When it comes to finding, recruiting, hiring and training a new hire, there is one key that is a 100% absolute must that can never, ever, ever be ignored: integrity.
Sure, when you’re dealing with people, there’s usually room to break the rules a little, to defy expectations a teeny, tiny bit. But not in this instance. When it comes to legal staffing, the key to hiring is 100% of the time based on integrity.
integrity (n.) – the quality of being honest and having strong moral principles; moral uprightness.
In layman’s terms: do what you say you’re going to do, when you say you’re going to do it, with complete authenticity, every inch of every step of the way.
We want to make sure we’re clear about what integrity really is, because there can be an air of misunderstanding around the term. Some people confuse integrity with morality, but there is an important distinction between these two characteristics: morality describes a person who knows the difference between right and wrong. Integrity describes a person who not only knows the difference between right and wrong, but chooses to actually do the right thing.
If a lawyer, paralegal or member of your legal support staff doesn’t have integrity, it doesn’t matter how talented they are, how good they are at what they do, how many hours they work, or anything else you might gauge their performance by. Without integrity, they are not right for your firm. The fact that they won’t work out in the long run is just a minor problem. They will poison your team. They will disease your client relationships. They are not a good fit for your firm, and, in fact, they are a downright bad fit!
During the hiring process, if you have a bad feeling about a candidate—if you get that feeling in your belly that says something is “off”—don’t even bother moving forward with on boarding. Because our intuitions rarely lie, and integrity can’t be trained. A person either has it or they don’t. And if they don’t…
…they’re not a good fit for your firm.
Case in point: Amy passed every interview, Kolbe matching and reference check with flying colors. Less than five days into the job, red flags were popping up everywhere. It started off with her first business trip on the company dime, where her room service bill was $65.00—for one person, for one dinner. Let us paint the picture: this was a single mom of two teenage boys who were getting ready to head off to college, on public assistance, and her annual salary was $19,000. This was not a CEO making six figures who would order a $65 meal regardless of who was footing the bill. This was a person with the entitlement mentality that she was going to get fat, literally, off the company hog. Lack of integrity. It doesn’t need to be more complicated than that, my friends.

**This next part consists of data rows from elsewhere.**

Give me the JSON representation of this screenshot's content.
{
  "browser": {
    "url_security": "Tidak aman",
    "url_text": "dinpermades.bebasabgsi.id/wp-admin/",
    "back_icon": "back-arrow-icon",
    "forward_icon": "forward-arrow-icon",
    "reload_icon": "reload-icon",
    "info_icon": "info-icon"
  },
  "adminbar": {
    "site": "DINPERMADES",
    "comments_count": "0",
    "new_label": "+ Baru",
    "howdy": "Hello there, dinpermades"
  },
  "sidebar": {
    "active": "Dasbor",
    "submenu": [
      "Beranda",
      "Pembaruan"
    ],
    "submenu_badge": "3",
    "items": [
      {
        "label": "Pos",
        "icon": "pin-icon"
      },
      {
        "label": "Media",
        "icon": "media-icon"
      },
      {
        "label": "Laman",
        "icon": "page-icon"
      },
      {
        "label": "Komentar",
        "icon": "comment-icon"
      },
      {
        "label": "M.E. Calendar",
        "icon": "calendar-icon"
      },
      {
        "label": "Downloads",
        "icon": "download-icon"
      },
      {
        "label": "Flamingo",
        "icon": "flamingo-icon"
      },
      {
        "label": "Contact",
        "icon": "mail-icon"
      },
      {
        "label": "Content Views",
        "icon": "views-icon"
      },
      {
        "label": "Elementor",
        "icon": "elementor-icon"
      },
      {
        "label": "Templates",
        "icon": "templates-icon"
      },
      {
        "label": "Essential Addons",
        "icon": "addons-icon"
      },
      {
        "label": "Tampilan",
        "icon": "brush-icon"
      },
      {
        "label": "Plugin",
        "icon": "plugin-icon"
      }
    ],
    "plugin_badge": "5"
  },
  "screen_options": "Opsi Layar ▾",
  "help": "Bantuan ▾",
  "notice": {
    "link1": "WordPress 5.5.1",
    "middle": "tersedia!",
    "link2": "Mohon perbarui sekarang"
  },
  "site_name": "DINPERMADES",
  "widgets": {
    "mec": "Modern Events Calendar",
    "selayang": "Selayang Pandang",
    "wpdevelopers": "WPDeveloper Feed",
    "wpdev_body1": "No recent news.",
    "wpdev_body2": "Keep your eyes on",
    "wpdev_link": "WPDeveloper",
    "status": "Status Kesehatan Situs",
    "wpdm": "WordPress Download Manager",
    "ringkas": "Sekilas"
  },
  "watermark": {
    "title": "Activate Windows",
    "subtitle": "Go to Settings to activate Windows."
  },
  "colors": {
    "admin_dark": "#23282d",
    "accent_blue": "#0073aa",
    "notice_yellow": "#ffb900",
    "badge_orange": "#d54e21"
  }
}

Keys of Integrity
So, we’ve hopefully made it clear that your law firm should be looking for integrity in its new hires—but integrity is tricky, and can be clouded by things like talent, char, wit and charisma. And while those characteristics are nice, they’re just lucky add-ons once you’ve deemed a candidate rich in integrity.
What is integrity? How does it manifest in an employee?
• Doing the right thing, especially when nobody is watching
• Taking a complaint to someone who can actually do something about it
• Refraining from gossip and asking coworkers how they can help solve their complaints, rather than going along for the gossip ride and contributing to developing a “workplace sucks” corporate culture
• They do the right thing at work and at home
Here are some warning signs that a candidate may not have the most integrity:
• Talking about cheating on a spouse or partner, shopping ’til they drop even though they say they don’t make enough money, or putting down friends, neighbors and ex-coworkers
• Starting conversations with “Between you and me” or “Don’t say anything about this, but…” or “You didn’t hear this from me…”
How to Keep Integrity at the Core of Your Legal Hiring Practices
As a team leader, get everyone involved and develop a set of core values for your team to live by. Have each team member define the values that are important to them, and then have everyone convene—over coffee and food, even—to determine what your team, as a whole, will stand for, operate by, and hold each other accountable to live by.
Some examples of core values to consider: respect for others, the “golden rule,” commitment to family, community contribution, spiritual guidance and growth…
These core values can be used to assess potential new hires or team members, as well evaluate existing team members during their reviews. Think about framing your list of core values so clients, referral sources and even vendors know what is important to your law firm. Not only are you creating a place of peace and possibility, but a beautiful, deliberate byproduct of increased referrals. Who would read those core values and not want to refer their friends and family to you?